    Janssen AJEM 1981) Gabor representation of generalized functions. J Math Anal Appl 83: 377–394MathSciNetzbMATHCrossRefGoogle Scholar
  18. 18.
    Klauder J, Skagerstam BS (1985) Coherent states. World scientific, SingaporezbMATHGoogle Scholar
  19. 19.
    Klauder J, Sudarshan EC (1968) Fundamentals of quantum optics. W. A. Benjamin, New YorkGoogle Scholar
  20. 20.
    Marchenko V (1986) Sturm-Liouville operators and their applications. Birkhauser, New YorkGoogle Scholar
  21. 21.
    Naimark MA (1967) Linear differential operators I. George Harrap, LondonzbMATHGoogle Scholar
  22. 22.
    Narasimha M, Ignjatovic A, Vaidyanathan P (2002) Chromatic derivative filter banks. IEEE Signal Processing Lett 9(7):215–216CrossRefGoogle Scholar
  23. 23.
    Szegö G (1975) Orthogonal polynomials.

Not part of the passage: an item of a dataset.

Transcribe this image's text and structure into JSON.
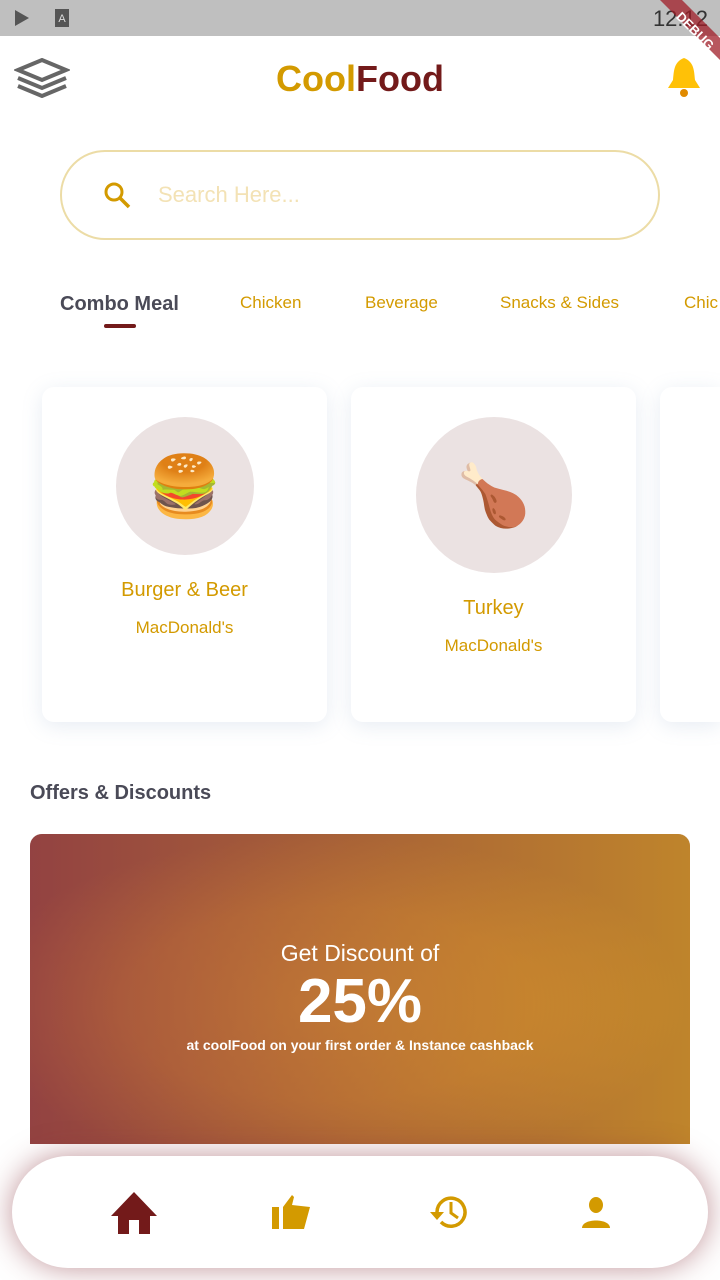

Amer Math Soc, Providence, RIzbMATHGoogle Scholar
  24. 24.
    Titchmarsh E (1962) Eigenfunction expansion I. Oxford University Press, LondonGoogle Scholar
  25. 25.
    Vaidyanathan P, Ignjatovic A, Narasimha M (2001) New sampling expansions of bandlimited signals based on chromatic derivatives. Proc 35th Asilomar Conf Signals, Systems and Computers, Monterey, pp 558–562Google Scholar
  26. 26.
    Walter G, Shen X (2005) A sampling expansion for non-bandlimited signals in chromatic derivatives. IEEE Trans Signal Process 53: 1291–1298MathSciNetCrossRefGoogle Scholar
  27. 27.
    Zayed AI (2011) Chromatic expansions of generalized functions. Integral Transforms and Special Functions 22(4–5):383–390MathSciNetzbMATHCrossRefGoogle Scholar
  28. 28.
    Zayed AI (2010) Generalizations of chromatic derivatives and series expansions. IEEE Trans Signal Process 58(3):1638–1647MathSciNetCrossRefGoogle Scholar
  29. 29.
    Zayed AI (1993) Advances in Shannon’s sampling theory. CRC Press, Boca RatonzbMATHGoogle Scholar

Copyright information

© Springer New York 2013

Authors and Affiliations

  1. 1.Department of Mathematical SciencesDePaul UniversityChicagoUSA

Personalised recommendations